In the entries below, how many lines contain the word "nancyggs"? State the number and nothing more.

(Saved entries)
*** Block opens ***
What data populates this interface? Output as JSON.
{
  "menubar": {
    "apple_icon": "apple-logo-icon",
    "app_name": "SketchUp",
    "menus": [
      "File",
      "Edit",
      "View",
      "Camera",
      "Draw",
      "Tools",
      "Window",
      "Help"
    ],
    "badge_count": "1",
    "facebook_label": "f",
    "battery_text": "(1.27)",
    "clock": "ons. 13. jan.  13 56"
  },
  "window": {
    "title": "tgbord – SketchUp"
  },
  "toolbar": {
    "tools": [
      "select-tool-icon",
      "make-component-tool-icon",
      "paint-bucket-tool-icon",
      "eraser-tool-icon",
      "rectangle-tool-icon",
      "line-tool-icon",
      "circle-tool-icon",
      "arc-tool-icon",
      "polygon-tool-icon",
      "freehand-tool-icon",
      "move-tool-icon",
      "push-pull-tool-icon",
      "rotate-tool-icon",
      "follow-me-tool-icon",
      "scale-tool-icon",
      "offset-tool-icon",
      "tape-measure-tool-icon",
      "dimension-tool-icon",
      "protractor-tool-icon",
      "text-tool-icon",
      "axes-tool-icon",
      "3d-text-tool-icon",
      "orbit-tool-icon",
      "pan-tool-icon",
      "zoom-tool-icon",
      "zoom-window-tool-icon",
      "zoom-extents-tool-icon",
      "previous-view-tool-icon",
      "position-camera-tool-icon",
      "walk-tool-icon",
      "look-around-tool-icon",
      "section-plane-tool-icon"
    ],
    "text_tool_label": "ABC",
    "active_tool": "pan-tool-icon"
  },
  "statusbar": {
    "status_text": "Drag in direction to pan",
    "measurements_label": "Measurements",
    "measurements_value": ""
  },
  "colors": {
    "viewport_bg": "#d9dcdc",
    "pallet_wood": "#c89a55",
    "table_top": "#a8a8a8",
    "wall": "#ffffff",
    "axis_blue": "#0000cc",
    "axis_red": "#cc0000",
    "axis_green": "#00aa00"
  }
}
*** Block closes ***
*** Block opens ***
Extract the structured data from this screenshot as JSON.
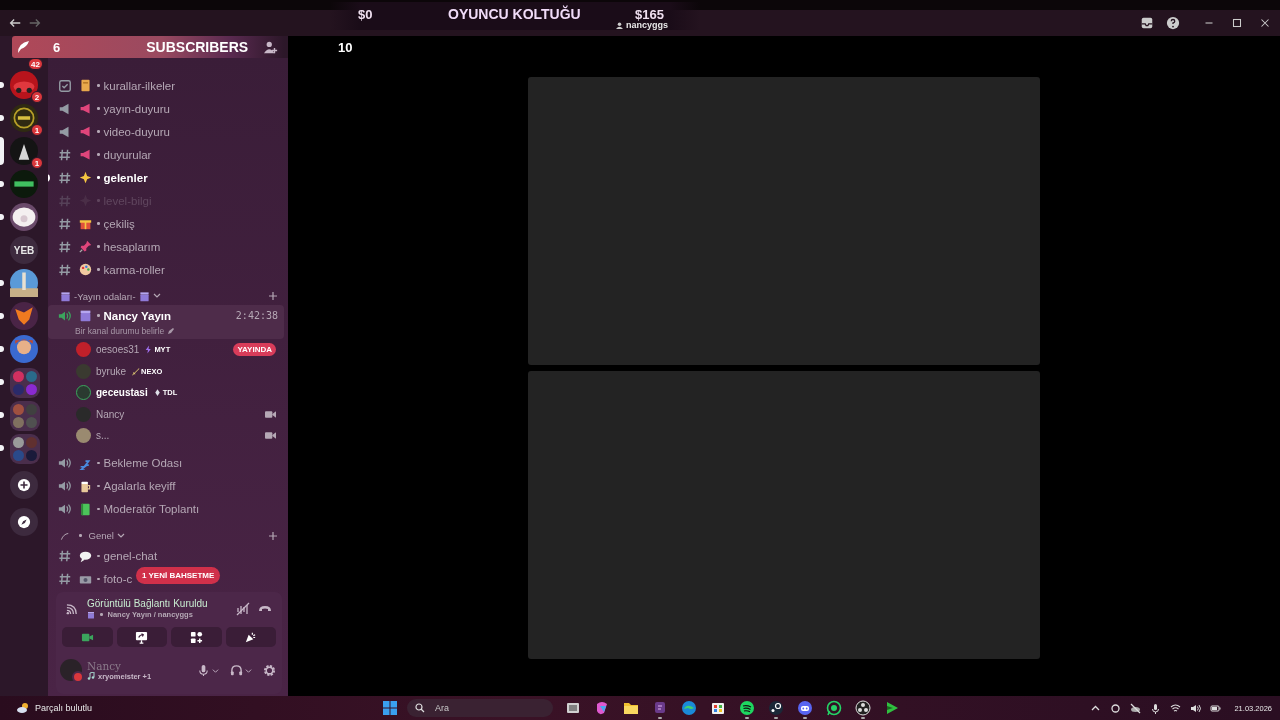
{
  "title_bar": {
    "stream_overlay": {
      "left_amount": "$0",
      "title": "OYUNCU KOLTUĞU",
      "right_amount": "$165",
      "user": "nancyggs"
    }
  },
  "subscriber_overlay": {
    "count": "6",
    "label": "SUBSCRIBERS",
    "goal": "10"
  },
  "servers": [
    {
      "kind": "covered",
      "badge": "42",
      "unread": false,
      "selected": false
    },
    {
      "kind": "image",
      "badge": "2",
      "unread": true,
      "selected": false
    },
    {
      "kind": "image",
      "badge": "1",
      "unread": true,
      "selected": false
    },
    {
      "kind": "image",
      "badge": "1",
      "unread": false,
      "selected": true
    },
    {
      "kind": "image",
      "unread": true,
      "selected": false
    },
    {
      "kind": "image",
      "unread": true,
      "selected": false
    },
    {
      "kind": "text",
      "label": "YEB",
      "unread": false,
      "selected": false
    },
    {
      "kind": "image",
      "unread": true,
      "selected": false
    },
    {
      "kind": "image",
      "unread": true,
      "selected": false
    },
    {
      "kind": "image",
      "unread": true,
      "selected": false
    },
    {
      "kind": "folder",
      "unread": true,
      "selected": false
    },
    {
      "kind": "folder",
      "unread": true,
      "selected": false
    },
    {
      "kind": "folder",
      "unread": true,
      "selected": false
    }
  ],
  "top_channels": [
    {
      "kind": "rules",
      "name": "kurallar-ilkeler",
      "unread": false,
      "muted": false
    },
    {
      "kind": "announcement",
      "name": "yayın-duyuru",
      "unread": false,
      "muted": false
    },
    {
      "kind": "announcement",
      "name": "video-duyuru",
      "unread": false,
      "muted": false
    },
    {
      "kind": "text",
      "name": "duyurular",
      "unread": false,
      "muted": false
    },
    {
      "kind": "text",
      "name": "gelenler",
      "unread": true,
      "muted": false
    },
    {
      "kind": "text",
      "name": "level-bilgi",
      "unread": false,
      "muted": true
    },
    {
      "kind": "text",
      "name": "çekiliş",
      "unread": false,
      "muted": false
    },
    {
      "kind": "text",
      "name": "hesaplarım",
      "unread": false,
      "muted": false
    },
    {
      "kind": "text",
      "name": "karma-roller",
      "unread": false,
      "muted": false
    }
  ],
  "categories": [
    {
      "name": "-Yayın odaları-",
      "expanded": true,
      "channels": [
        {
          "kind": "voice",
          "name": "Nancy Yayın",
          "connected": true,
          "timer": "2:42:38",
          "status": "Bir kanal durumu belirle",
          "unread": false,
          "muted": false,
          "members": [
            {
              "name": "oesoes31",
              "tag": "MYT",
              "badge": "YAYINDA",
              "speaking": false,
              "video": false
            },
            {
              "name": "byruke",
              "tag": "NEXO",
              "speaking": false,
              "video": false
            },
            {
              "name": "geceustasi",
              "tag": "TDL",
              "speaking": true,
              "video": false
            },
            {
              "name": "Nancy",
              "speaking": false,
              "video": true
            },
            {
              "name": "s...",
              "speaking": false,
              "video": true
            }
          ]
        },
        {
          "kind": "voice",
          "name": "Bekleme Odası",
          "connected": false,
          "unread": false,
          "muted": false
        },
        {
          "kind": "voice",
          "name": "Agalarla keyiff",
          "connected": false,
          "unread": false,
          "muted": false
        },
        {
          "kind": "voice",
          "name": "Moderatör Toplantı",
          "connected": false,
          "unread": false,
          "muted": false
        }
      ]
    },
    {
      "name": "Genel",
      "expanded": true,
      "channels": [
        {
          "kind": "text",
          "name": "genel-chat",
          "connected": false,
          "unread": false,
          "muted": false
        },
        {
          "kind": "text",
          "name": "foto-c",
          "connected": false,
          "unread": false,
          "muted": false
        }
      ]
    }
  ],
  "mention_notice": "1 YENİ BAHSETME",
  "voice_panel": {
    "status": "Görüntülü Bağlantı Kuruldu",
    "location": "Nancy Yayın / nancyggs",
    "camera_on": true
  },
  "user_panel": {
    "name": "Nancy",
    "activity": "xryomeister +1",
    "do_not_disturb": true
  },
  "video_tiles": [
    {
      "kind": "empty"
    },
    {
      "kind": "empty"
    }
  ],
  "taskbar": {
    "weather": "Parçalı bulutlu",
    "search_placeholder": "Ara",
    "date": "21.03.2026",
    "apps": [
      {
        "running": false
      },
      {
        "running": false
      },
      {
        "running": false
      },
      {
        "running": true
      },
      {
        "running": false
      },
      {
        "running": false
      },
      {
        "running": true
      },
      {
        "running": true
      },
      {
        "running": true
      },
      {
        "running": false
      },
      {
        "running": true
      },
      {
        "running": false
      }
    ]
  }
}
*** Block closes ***
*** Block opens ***
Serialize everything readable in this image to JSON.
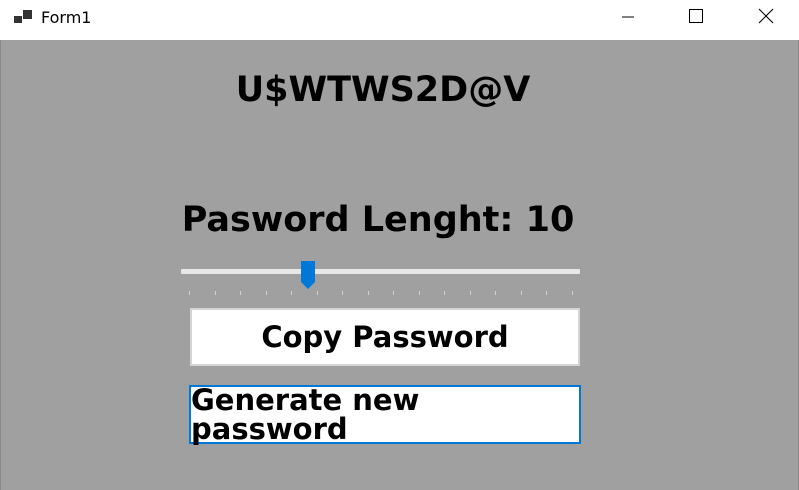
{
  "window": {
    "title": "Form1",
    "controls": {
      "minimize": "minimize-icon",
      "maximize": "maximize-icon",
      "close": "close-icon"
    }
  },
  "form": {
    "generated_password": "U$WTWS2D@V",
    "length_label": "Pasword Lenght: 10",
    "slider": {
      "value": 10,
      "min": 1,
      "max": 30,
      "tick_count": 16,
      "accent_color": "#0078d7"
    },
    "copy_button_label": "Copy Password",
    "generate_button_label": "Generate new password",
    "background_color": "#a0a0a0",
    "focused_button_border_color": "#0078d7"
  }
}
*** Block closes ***
• [TASK ANSWER]: 2